> **WORK TO BE COMPLETED**:
Word for word, write out all of the entries that follow.

*** RECORD EXCERPTS ***

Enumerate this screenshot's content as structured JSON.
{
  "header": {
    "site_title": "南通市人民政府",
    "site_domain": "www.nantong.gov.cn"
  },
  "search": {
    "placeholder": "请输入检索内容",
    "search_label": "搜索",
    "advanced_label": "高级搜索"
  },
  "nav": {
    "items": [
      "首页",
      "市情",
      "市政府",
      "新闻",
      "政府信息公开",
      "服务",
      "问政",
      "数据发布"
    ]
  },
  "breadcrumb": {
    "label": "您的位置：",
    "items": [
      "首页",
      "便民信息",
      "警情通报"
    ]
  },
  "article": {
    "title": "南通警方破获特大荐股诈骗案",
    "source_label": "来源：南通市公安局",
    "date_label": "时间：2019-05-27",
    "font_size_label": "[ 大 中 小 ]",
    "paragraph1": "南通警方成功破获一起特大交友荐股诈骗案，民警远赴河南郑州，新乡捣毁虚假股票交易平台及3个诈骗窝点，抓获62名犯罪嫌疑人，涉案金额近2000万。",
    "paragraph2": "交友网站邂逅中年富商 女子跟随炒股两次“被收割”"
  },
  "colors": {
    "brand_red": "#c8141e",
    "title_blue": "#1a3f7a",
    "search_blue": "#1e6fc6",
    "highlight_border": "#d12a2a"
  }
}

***

> **RESPONSE TO THE TASK**:
Enumerate this screenshot's content as structured JSON.
{
  "header": {
    "site_title": "南通市人民政府",
    "site_domain": "www.nantong.gov.cn"
  },
  "search": {
    "placeholder": "请输入检索内容",
    "search_label": "搜索",
    "advanced_label": "高级搜索"
  },
  "nav": {
    "items": [
      "首页",
      "市情",
      "市政府",
      "新闻",
      "政府信息公开",
      "服务",
      "问政",
      "数据发布"
    ]
  },
  "breadcrumb": {
    "label": "您的位置：",
    "items": [
      "首页",
      "便民信息",
      "警情通报"
    ]
  },
  "article": {
    "title": "南通警方破获特大荐股诈骗案",
    "source_label": "来源：南通市公安局",
    "date_label": "时间：2019-05-27",
    "font_size_label": "[ 大 中 小 ]",
    "paragraph1": "南通警方成功破获一起特大交友荐股诈骗案，民警远赴河南郑州，新乡捣毁虚假股票交易平台及3个诈骗窝点，抓获62名犯罪嫌疑人，涉案金额近2000万。",
    "paragraph2": "交友网站邂逅中年富商 女子跟随炒股两次“被收割”"
  },
  "colors": {
    "brand_red": "#c8141e",
    "title_blue": "#1a3f7a",
    "search_blue": "#1e6fc6",
    "highlight_border": "#d12a2a"
  }
}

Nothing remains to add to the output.